Trevor Phillips, chair of the Equality and Human Rights Commission (EHRC), came under intense pressure to resign last night, as the veteran equalities campaigner and Liberal Democrat peer Lord Dholakia said he had lost the confidence of ethnic minority groups and called on the Government to bring in a troubleshooter to turn the organisation around.
The attack comes at the end of a week in which the organisation has suffered criticism over the state of its finances. Some of the country's most respected race, disability and human rights equalities campaigners are so concerned at the way that the EHRC is being run that they have resigned rather than remain as commissioners.

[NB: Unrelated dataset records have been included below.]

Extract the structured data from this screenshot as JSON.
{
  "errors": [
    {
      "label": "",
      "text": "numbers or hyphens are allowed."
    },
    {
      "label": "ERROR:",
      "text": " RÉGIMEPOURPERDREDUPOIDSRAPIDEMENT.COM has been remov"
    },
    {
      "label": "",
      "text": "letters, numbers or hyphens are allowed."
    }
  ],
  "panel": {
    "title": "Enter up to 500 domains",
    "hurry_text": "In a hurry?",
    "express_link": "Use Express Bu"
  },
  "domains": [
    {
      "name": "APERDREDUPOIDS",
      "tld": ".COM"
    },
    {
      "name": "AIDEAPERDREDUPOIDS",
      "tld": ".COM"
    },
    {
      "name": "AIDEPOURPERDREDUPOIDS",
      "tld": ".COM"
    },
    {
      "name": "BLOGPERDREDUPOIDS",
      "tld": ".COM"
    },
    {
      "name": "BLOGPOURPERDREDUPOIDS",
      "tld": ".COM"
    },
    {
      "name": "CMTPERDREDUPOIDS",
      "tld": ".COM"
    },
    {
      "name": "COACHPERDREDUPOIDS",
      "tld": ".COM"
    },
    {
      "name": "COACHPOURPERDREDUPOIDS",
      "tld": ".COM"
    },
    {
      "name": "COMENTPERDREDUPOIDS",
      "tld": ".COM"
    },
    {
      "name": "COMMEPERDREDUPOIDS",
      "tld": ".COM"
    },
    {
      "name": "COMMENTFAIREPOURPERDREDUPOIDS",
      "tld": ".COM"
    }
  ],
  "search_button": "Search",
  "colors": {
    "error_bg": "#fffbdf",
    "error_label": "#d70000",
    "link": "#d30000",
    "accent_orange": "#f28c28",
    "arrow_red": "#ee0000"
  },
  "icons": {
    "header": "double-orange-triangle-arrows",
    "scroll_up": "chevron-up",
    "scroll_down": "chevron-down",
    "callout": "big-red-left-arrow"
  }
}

On Friday the prominent gay rights campaigner Ben Summerskill became the latest to go – the fourth to resign in little over a week. The resignations followed the announcement earlier this month that Mr Phillips had been reappointed for a further three years. So far, six commissioners have resigned since March. It is understood that another commissioner, Baroness Greengross, is seriously considering her position.
Lord Dholakia said: "Mr Phillips has lost the confidence of the black and Asian community," and added: "I don't think he's brought with him the administrative experience that is necessary to run an organisation with a £75m budget and I think the job is probably too big for him."
Failings in management and administration are so fundamental that the Government should bring in Lord Ouseley, former head of the Commission for Racial Equality (CRC), the forerunner of the EHRC, the peer said. "I can think of no better person to reorganise the commission and bring it to its proper footing. In the meantime if Trevor Phillips were to take a back seat, so much the better."
Mr Summerskill also called on Mr Phillips to resign: "If the organisation is to start doing what it's designed to do then it needs someone else in charge. He has shown himself unable to run a large public body. The common theme is leadership and governance – how you do things appropriately with public money."
Concerns over Mr Phillips's leadership have been growing for months. But the past few days has seen him embarrassed by a critical National Audit Office (NAO) report that revealed nearly £1m of taxpayers' money was spent on generous redundancy packages for senior staff at the CRE who were then given lucrative consultancy contracts at the EHRC.
The financial problems afflicting the organisation are far from resolved, according to Mr Summerskill. In his resignation letter to Harriet Harman, the minister for women and equality, on Friday, he said that Mr Phillips's reappointment meant that "as chair of the commission's audit and risk committee I would feel entirely unable to offer future reassurance to the National Audit Office that the commission was being led and the commission's affairs conducted with appropriate probity."
An EHRC spokeswoman described the Mr Summerskill's departure as "regrettable". She added: "As the NAO recognised, the commission has improved its internal governance arrangements so that it is on a robust footing."
In response to Lord Dholakia, she said: "The commission is working hard with all stakeholders. We simply do not recognise Lord Dholakia's description."
The six who have stepped down
The former diplomat resigned in March as chief executive, days after suggesting that equal pay reviews should not be mandatory during a recession.
Disillusionment led to her resignation in April. She claimed the EHRC is being run by fear and paranoia.
Lady Jane Campbell
Her resignation this month prompted government minister Maria Eagle to describe her departure as "a loss for the commission".
Professor Francesca Klug
Human rights expert and director of the Human Rights Futures Project, who cited "problems of leadership and governance".
Sir Bert Massie
Resigned on 18 July and told Harriet Harman: "I cannot agree with the way in which the commission is led."
Gay rights campaigner and chief executive of Stonewall resigned on Friday.Reuse content